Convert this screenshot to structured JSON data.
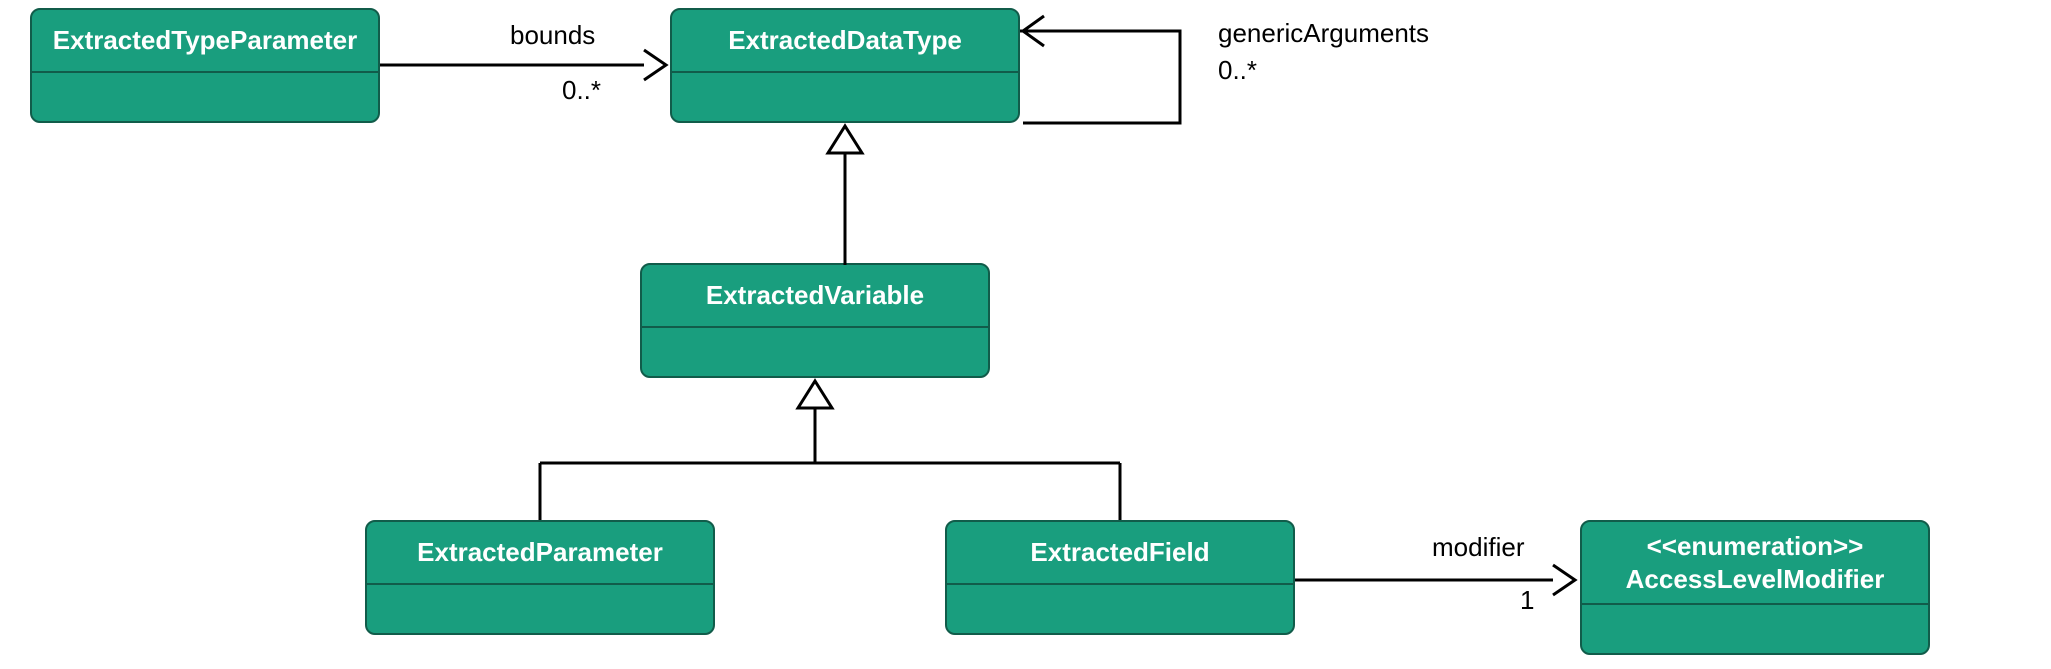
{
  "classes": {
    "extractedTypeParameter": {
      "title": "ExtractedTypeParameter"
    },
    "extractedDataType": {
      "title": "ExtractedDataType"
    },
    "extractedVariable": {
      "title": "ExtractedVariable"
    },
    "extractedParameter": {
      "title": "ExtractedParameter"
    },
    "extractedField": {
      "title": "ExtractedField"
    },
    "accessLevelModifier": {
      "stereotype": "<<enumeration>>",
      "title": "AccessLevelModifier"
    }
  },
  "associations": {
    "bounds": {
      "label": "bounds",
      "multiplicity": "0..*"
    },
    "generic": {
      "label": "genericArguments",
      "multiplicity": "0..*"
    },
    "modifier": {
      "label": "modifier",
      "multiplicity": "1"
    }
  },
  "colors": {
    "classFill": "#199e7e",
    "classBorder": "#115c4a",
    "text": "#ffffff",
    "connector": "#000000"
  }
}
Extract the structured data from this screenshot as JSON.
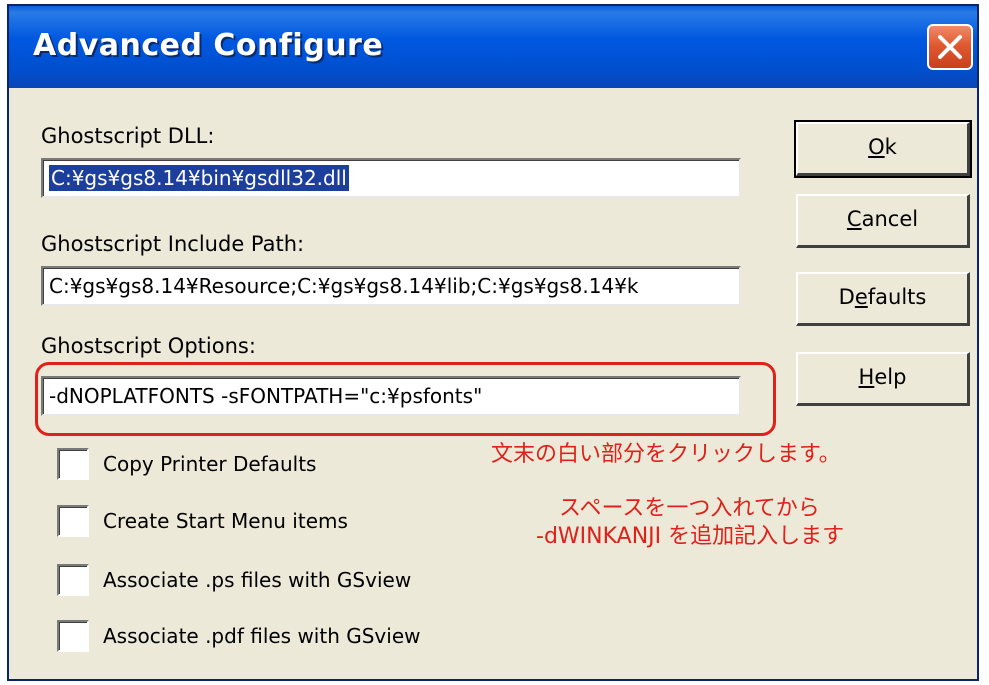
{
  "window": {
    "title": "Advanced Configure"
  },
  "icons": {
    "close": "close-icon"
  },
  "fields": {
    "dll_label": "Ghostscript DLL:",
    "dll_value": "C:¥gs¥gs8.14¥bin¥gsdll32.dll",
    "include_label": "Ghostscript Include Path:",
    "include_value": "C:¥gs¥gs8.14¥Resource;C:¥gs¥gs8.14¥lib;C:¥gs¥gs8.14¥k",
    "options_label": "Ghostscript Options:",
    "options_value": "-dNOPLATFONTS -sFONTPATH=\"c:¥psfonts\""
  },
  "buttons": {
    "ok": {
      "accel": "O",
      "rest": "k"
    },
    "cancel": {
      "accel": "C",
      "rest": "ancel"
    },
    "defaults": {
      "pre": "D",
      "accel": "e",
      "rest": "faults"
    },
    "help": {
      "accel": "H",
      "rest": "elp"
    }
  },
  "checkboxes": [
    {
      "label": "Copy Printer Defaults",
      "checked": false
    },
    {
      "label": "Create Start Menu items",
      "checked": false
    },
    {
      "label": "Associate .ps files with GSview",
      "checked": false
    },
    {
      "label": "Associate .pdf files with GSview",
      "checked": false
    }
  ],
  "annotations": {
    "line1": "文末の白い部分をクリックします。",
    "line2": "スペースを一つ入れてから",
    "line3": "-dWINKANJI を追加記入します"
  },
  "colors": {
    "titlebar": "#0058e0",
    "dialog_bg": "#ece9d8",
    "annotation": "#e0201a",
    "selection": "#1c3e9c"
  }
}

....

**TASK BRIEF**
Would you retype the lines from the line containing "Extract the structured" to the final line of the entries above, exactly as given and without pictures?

**FINAL ANSWER**
Extract the structured data from this screenshot as JSON.
{
  "window": {
    "title": "Advanced Configure"
  },
  "icons": {
    "close": "close-icon"
  },
  "fields": {
    "dll_label": "Ghostscript DLL:",
    "dll_value": "C:¥gs¥gs8.14¥bin¥gsdll32.dll",
    "include_label": "Ghostscript Include Path:",
    "include_value": "C:¥gs¥gs8.14¥Resource;C:¥gs¥gs8.14¥lib;C:¥gs¥gs8.14¥k",
    "options_label": "Ghostscript Options:",
    "options_value": "-dNOPLATFONTS -sFONTPATH=\"c:¥psfonts\""
  },
  "buttons": {
    "ok": {
      "accel": "O",
      "rest": "k"
    },
    "cancel": {
      "accel": "C",
      "rest": "ancel"
    },
    "defaults": {
      "pre": "D",
      "accel": "e",
      "rest": "faults"
    },
    "help": {
      "accel": "H",
      "rest": "elp"
    }
  },
  "checkboxes": [
    {
      "label": "Copy Printer Defaults",
      "checked": false
    },
    {
      "label": "Create Start Menu items",
      "checked": false
    },
    {
      "label": "Associate .ps files with GSview",
      "checked": false
    },
    {
      "label": "Associate .pdf files with GSview",
      "checked": false
    }
  ],
  "annotations": {
    "line1": "文末の白い部分をクリックします。",
    "line2": "スペースを一つ入れてから",
    "line3": "-dWINKANJI を追加記入します"
  },
  "colors": {
    "titlebar": "#0058e0",
    "dialog_bg": "#ece9d8",
    "annotation": "#e0201a",
    "selection": "#1c3e9c"
  }
}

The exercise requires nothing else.